By: Marcus Dieterle, Assistant News Editor
While the gay rights movement is often thought of as having begun after World War II, the movement is rooted in World War I, according to Caroline Radesky, a doctoral candidate at the University of Iowa.
“[WWI] solidified the queer identity and allowed it to take root in the rest of the 20th Century,” Radesky said during her presentation “Same-Sex Desire and WWI,” at Cook Library March 28.
In the late 19th and early 20th centuries, new generations flocked to urban areas and developed sexual subcultures, including queer subcultures. Radesky said that young people were “attracted by the anonymity of big cities,” which were rich in culture and language.
She said same-sex desiring people used signals and signs, like a look or a turn of phrase, to make their presence known to other same-sex desiring people without outing themselves to the general public.
Radesky told the story of Henry Gerber, a same-sex desiring man who attempted suicide by taking poison. He woke up in an asylum, where he was subjected to electroshock therapy and chemical castration. Gerber was given the ultimatum of going to an internment camp for enemy aliens during WWI or enlisting in the military. He chose the military.
While stationed in Germany during WWI, Gerber met other same-sex desiring men, including Magnus Hirschfeld, a Jewish German physician and sexologist who founded the Scientific-Humanitarian Committee, the first LGBT rights organization in history.
In 1924, Gerber founded and served as secretary of The Society for Human Rights, an American LGBT rights organization, but soon after Gerber circulated his “Friendship and Freedom” newsletter to publicize the Society, police arrested him, along with other members of the organization. They were eventually released, but the organization disbanded.
During WWI, the U.S. saw homosexuality as a disease. Same-sex desiring people, particularly those who were part of the working class, were imprisoned or institutionalized. Doctors prescribed “treatments” such as forced sexual intercourse with the opposite sex, castration (chemical and otherwise), electroshock therapy, lobotomies, mercury ingestion, and sometimes prescribed suicides, according to Radesky.
Worried that same-sex desire was contagious and that effeminate men “couldn’t handle war,” the military relied on sexologists to detect and weed out same-sex desiring soldiers, Radesky said.
“Instead of policing sex acts, the United States was policing a malady and a person,” she said.
Radesky said sexologists conducted physical screenings, personality tests and psychological examinations to look for “diminished structure and inferior figure.” Soldiers who lacked “masculine” features were deemed homosexual and were discharged from the military.
Those soldiers received a “blue discharge” or “blue ticket,” which was used to remove homosexual service members from the military, but there were still many same-sex desiring soldiers who served in WWI.
Radesky said the home front was even less welcoming to same-sex desiring women, particularly working class and African American women.
“The streets for working class and black women were dangerous because their bodies were never understood as their own,” she said.
Radesky cited President Theodore Roosevelt’s 1905 speech “On American Motherhood” in which he described a “race suicide.” Roosevelt feared that non-white and working class women’s reproduction would surpass that of white women, leading to the downfall of white America.
Racist and classist rhetoric such as in Roosevelt’s speech led to the shunning of non-reproductive sex and discrimination against same-sex desiring people.

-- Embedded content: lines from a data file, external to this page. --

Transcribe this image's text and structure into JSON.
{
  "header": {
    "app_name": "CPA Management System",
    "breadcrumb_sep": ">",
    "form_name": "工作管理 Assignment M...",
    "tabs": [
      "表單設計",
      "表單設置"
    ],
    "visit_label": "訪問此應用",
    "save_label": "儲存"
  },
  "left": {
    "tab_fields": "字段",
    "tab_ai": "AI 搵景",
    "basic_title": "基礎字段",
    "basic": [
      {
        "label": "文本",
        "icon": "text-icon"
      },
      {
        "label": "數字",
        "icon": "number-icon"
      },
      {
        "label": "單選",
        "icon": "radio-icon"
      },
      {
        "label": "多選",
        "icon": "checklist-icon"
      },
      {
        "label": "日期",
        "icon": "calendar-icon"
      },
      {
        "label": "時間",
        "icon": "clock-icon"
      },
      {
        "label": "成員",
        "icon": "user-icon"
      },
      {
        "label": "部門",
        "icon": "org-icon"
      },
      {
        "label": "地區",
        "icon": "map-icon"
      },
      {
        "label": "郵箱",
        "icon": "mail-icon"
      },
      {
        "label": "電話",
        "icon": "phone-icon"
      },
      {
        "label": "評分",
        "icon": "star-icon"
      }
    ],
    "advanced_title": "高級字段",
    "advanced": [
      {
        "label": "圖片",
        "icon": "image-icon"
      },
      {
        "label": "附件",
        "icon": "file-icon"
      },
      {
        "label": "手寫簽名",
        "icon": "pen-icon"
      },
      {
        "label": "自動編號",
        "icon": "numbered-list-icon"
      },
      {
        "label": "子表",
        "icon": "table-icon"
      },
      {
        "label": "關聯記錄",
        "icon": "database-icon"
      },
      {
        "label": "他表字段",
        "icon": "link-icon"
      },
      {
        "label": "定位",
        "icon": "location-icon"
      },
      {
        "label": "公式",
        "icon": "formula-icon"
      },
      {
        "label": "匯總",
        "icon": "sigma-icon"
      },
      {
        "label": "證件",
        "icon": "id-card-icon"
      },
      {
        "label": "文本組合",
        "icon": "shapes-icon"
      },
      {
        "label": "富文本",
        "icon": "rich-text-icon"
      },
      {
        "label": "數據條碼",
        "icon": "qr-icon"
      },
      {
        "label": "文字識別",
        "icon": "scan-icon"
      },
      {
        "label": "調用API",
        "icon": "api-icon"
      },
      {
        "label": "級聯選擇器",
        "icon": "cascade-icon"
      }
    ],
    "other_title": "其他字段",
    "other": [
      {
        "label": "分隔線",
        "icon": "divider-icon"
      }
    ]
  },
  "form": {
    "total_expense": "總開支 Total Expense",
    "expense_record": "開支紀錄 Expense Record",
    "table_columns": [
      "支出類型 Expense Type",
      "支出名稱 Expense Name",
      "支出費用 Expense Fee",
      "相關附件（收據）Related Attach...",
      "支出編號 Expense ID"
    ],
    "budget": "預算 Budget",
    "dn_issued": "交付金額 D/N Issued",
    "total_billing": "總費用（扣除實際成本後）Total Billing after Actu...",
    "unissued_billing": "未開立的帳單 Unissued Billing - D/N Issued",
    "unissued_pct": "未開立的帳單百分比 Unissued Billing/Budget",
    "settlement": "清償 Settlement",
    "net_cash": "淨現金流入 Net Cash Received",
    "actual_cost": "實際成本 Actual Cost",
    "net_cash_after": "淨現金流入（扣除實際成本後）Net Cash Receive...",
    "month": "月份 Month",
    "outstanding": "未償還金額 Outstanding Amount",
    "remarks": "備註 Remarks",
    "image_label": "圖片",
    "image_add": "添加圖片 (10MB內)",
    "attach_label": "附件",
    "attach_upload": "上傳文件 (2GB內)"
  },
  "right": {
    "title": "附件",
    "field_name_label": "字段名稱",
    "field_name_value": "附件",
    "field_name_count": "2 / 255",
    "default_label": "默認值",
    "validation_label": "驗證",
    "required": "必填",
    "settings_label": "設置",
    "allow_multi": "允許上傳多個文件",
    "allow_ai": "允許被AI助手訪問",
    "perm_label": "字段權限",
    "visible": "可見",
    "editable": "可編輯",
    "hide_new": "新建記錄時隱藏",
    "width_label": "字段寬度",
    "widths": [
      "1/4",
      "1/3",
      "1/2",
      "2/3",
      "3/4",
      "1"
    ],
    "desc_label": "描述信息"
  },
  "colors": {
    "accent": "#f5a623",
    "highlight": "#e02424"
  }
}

Same-sex desiring people were not seen as one-time sinners, but rather diseased sexual deviants.
Even sexologists who were studying and writing about sexual desire often neglected same-sex desiring women, Radesky said. She attributed the lack of study of same-sex desiring women to the perception of women being seen as desireless, non-sexual beings.
Radesky said people of color were labeled as over-sexed and sexual deviants just because of their race, making them even more careful than their white counterparts when it came to same-sex relationships.
Junior theatre arts major Aris Hines said that he appreciated hearing the stories of the LGBTQ community’s history.
“I think minority stories need to be told in times like this,” Hines said. “As a playwright, I try to tell those stories.”
Cook Library’s next presentation will be on April 4, featuring Benjamin Warner, a lecturer in Towson’s English department. Warner will discuss his debut novel, “Thirst,” about a couple and their neighbors trying to survive a mysterious drought.